Real estate professionals often ask themselves this question when negotiating terms of a loan. The pros know the script well:

The customer, Slim Pickens, says to the banker, Sticky Fingers, with an edge:  “Sticky, if you did your underwriting properly, you would know that you don’t need my guaranty.  The tenants are sound, and there is more than ample equity in the property.  Why do we always need to play this game? Besides it makes my personal financial statement less desirable to my other lenders.”

Sticky Fingers replies defensively:  “Slim, we did the underwriting just right; that’s not the issue.  You know our bank’s policy on personal guarantees, and this is a seven year loan.
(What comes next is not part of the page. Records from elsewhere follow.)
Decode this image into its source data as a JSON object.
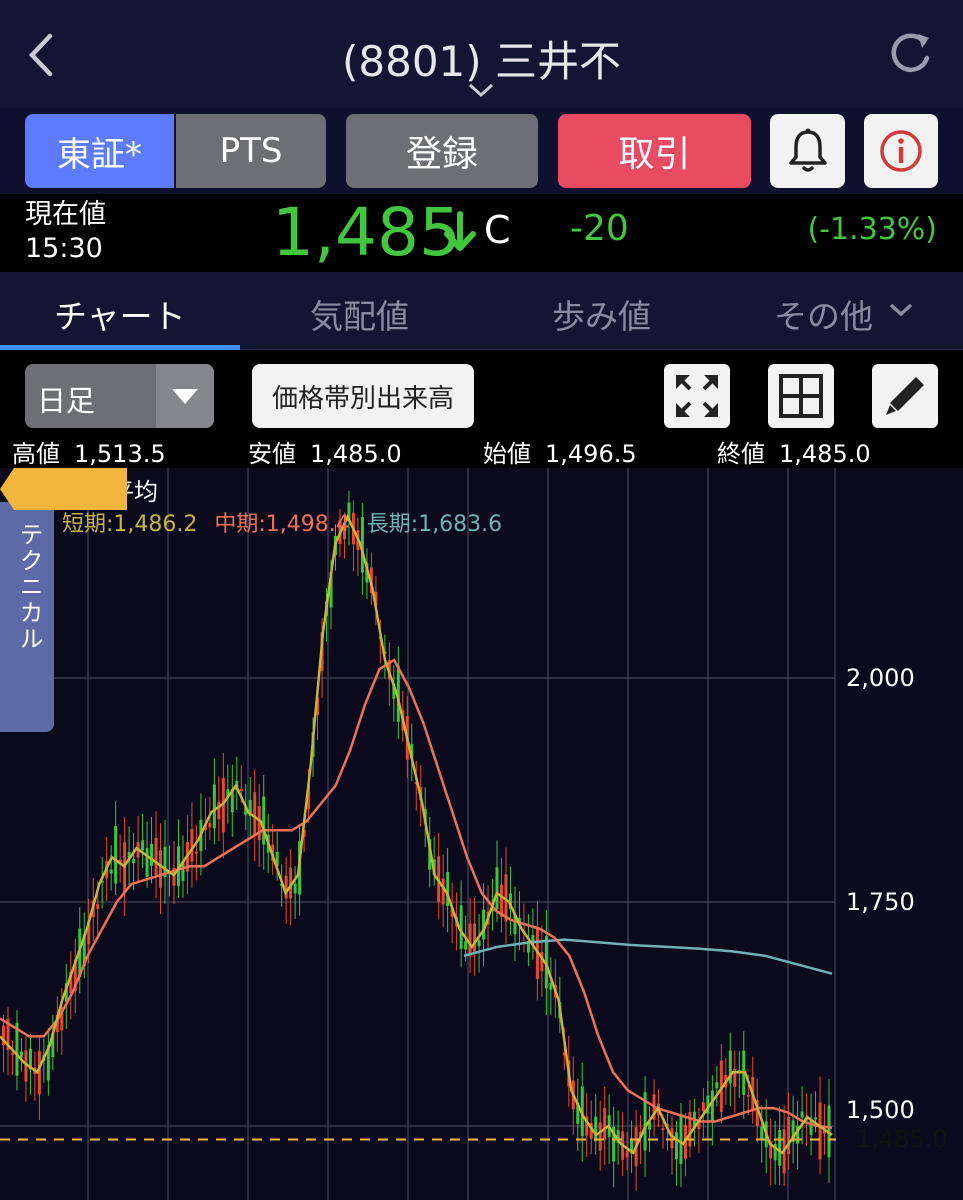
{
  "header": {
    "title": "(8801) 三井不"
  },
  "buttons": {
    "tse": "東証*",
    "pts": "PTS",
    "register": "登録",
    "trade": "取引"
  },
  "quote": {
    "label": "現在値",
    "time": "15:30",
    "price": "1,485",
    "flag": "C",
    "change": "-20",
    "change_pct": "(-1.33%)",
    "up_color": "#41c63e"
  },
  "tabs": [
    "チャート",
    "気配値",
    "歩み値",
    "その他"
  ],
  "toolbar": {
    "period": "日足",
    "volume_button": "価格帯別出来高"
  },
  "ohlc": {
    "high_label": "高値",
    "high": "1,513.5",
    "low_label": "安値",
    "low": "1,485.0",
    "open_label": "始値",
    "open": "1,496.5",
    "close_label": "終値",
    "close": "1,485.0"
  },
  "technical_tab": "テクニカル",
  "moving_average": {
    "title": "移動平均",
    "short": "短期:1,486.2",
    "mid": "中期:1,498.4",
    "long": "長期:1,683.6"
  },
  "chart_data": {
    "type": "line",
    "ticks": [
      "2,000",
      "1,750",
      "1,500"
    ],
    "tick_values": [
      2000,
      1750,
      1500
    ],
    "current_price_tag": "1,485.0",
    "current_price": 1485.0,
    "colors": {
      "up": "#35c83a",
      "down": "#e8492c",
      "short_ma": "#c7b43e",
      "mid_ma": "#ee7057",
      "long_ma": "#6fb2b7"
    },
    "short_ma": [
      1600,
      1585,
      1570,
      1560,
      1590,
      1640,
      1680,
      1720,
      1770,
      1800,
      1790,
      1810,
      1800,
      1790,
      1780,
      1800,
      1820,
      1850,
      1860,
      1880,
      1850,
      1840,
      1800,
      1760,
      1780,
      1900,
      2050,
      2150,
      2180,
      2150,
      2100,
      2020,
      1980,
      1920,
      1860,
      1780,
      1760,
      1720,
      1700,
      1720,
      1760,
      1750,
      1720,
      1700,
      1680,
      1640,
      1540,
      1510,
      1490,
      1500,
      1480,
      1470,
      1500,
      1520,
      1490,
      1480,
      1500,
      1520,
      1540,
      1560,
      1560,
      1520,
      1480,
      1470,
      1490,
      1510,
      1500,
      1490
    ],
    "mid_ma": [
      1620,
      1610,
      1600,
      1600,
      1620,
      1650,
      1690,
      1720,
      1750,
      1770,
      1775,
      1780,
      1785,
      1790,
      1790,
      1800,
      1810,
      1820,
      1830,
      1830,
      1830,
      1840,
      1860,
      1880,
      1920,
      1970,
      2010,
      2020,
      1990,
      1950,
      1900,
      1850,
      1800,
      1760,
      1740,
      1730,
      1725,
      1720,
      1710,
      1690,
      1650,
      1600,
      1560,
      1540,
      1530,
      1520,
      1515,
      1510,
      1505,
      1505,
      1510,
      1515,
      1520,
      1520,
      1515,
      1505,
      1500,
      1498
    ],
    "long_ma": [
      1690,
      1700,
      1705,
      1708,
      1705,
      1702,
      1700,
      1698,
      1695,
      1690,
      1680,
      1670
    ]
  }
}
Anything can happen to those tenants during that period.  We need to make sure you stay incentivized when things go bad.  The guaranty will do that.  Just think of it as an umbrella in the sunshine.”

And so it goes.  Each side espouses the merits and demerits of the personal guaranty.

What can the customer or banker do when the guaranty becomes a perceived red line?  Is there some middle ground?  There is if both sides are willing to compromise.  Here are some approaches to consider:

  1. If there is more than enough equity in the property, at least a 50% or 60% loan to value, the bank probably does not need a full payment guaranty.  One solution for the bank may be a so-called springing guaranty, one that “springs” into life when an appraisal of the property reveals a loan to value that exceeds 65%, 70%, 75%, etc….. , a percentage to be negotiated.  Or, a limited guaranty could be required at closing for a percentage of the principal of the loan.
  2. If the equity is enough to satisfy the bank for a loan but not enough to waive a guaranty, close the loan with a guaranty and agree to test debt service coverage or the loan to value ratio on each anniversary date.  If the either of those financial covenants reach a pre-negotiated threshold, the guaranty is terminated.
  3. Another possibility is what’s commonly referred to as a secondary guaranty.  Most payment guarantees are primary.  The lender need not wait to foreclose its mortgage before enforcing its rights under the guaranty.  It can do so as soon as the loan is called after default.  A secondary guaranty requires the lender to exhaust its remedies against the real estate first before chasing a guarantor.  Only if a deficiency results from a foreclosure, can the lender enforce the guaranty.  Lenders do not favor secondary guarantees because by the time the foreclosure is completed (sometimes after a brawl in a bankruptcy court), the guarantor’s net worth may be depleted.
  4. Customer can also provide additional collateral.  The bank will prefer liquid collateral such as cash deposits or marketable securities.  The customer will prefer illiquid collateral such as a mortgage on his other properties.  If a mortgage is offered, the bank will want it to be in first position.  But the customer may not have unencumbered property so a second and even a third mortgage may be all he can offer.   The bank may be persuaded if the customer can demonstrate enough equity behind a first mortgage.

With a good and long lasting relationship between customer and banker, the question to guaranty or not to guaranty need not be perplexing.  Reasonable people will generally find reasonable solutions to their differences.

Gary M. Markoff

Gary M. Markoff is former managing partner of the firm and a member of the Corporate and Real Estate Departments. Read Bio